ACTION ITEM
In the records below, pick out all lines containing the word "icon".

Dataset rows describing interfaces
* * *
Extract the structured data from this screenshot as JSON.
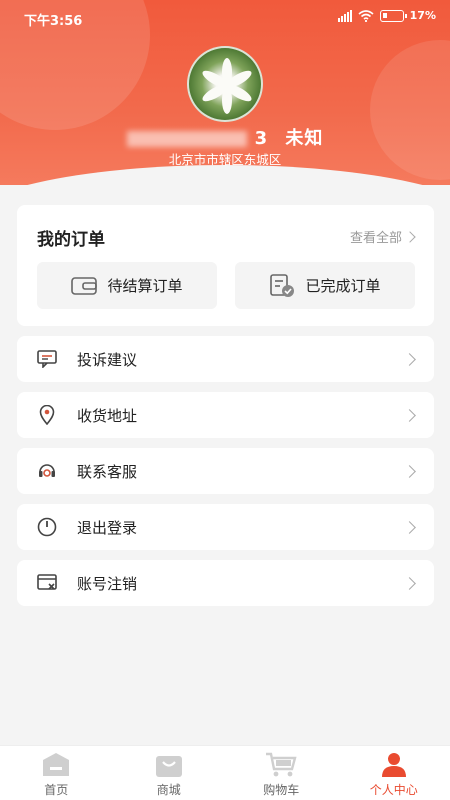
{
  "status": {
    "time": "下午3:56",
    "battery": "17%"
  },
  "profile": {
    "name_suffix": "3",
    "gender": "未知",
    "region": "北京市市辖区东城区"
  },
  "orders": {
    "title": "我的订单",
    "view_all": "查看全部",
    "pending_label": "待结算订单",
    "completed_label": "已完成订单"
  },
  "menu": [
    {
      "label": "投诉建议",
      "icon": "message-icon"
    },
    {
      "label": "收货地址",
      "icon": "location-pin-icon"
    },
    {
      "label": "联系客服",
      "icon": "headset-icon"
    },
    {
      "label": "退出登录",
      "icon": "power-icon"
    },
    {
      "label": "账号注销",
      "icon": "account-cancel-icon"
    }
  ],
  "tabs": [
    {
      "label": "首页",
      "icon": "home-icon"
    },
    {
      "label": "商城",
      "icon": "shopping-bag-icon"
    },
    {
      "label": "购物车",
      "icon": "cart-icon"
    },
    {
      "label": "个人中心",
      "icon": "user-icon",
      "active": true
    }
  ],
  "colors": {
    "accent": "#e94b30",
    "header": "#f26a4c"
  }
}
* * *
SOLUTION TO THE PROBLEM
      "icon": "message-icon"
      "icon": "location-pin-icon"
      "icon": "headset-icon"
      "icon": "power-icon"
      "icon": "account-cancel-icon"
      "icon": "home-icon"
      "icon": "shopping-bag-icon"
      "icon": "cart-icon"
      "icon": "user-icon",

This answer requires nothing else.